In response to questions from Reuters about its work with Ukraine ahead of and during Russia’s invasion, the WHO said in an email on Thursday that it has worked with Ukrainian public health labs for several years to promote security practices that help prevent “accidental or deliberate release of pathogens.”
“As part of this work, WHO has strongly recommended to the Ministry of Health in Ukraine and other responsible bodies to destroy high-threat pathogens to prevent any potential spills,” the WHO, a United Nations agency, said.
The WHO would not confirm when it had made the recommendation nor did it provide specifics about the kinds of pathogens or toxins housed in Ukraine’s laboratories. The agency also did not answer questions about whether any of its recommendations had been implemented.
Izumi Nakamitsu, who is the U.N. High Representative for Disarmament Affairs, told the Security Council on Friday that the United Nations is “not aware” of any biological weapons program in Ukraine
U.N. officials have also said the WHO, in its work with Ukraine, is not aware of any activity in the country that would violate international treaties “including on chemical weapons or biological weapons.”
The WHO statement to Reuters referred solely to public health laboratories.

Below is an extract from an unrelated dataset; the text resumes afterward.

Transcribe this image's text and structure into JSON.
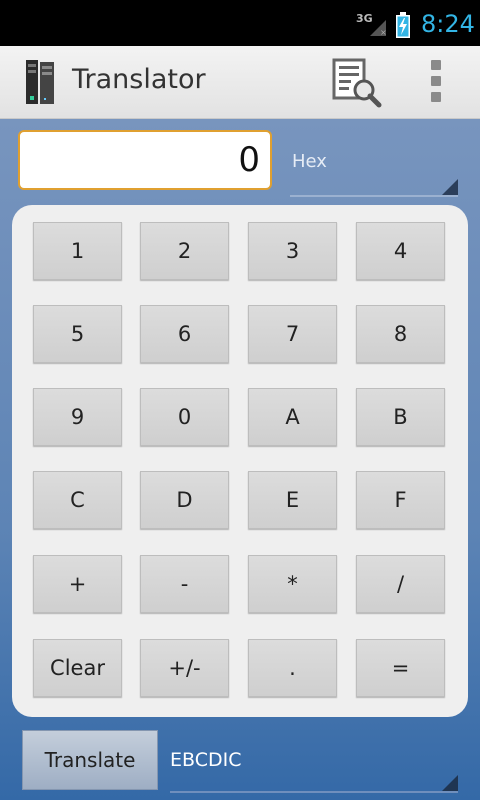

The agency said it encourages all parties to cooperate in “the safe and secure disposal of any pathogens they come across, and to reach out for technical assistance as needed.” It offered to help wherever possible with technical guidance and coordination.
ARTICLE: PAUL MURDOCH
MANAGING EDITOR: CARSON CHOATE
PHOTO CREDITS: LIVEMINT.COM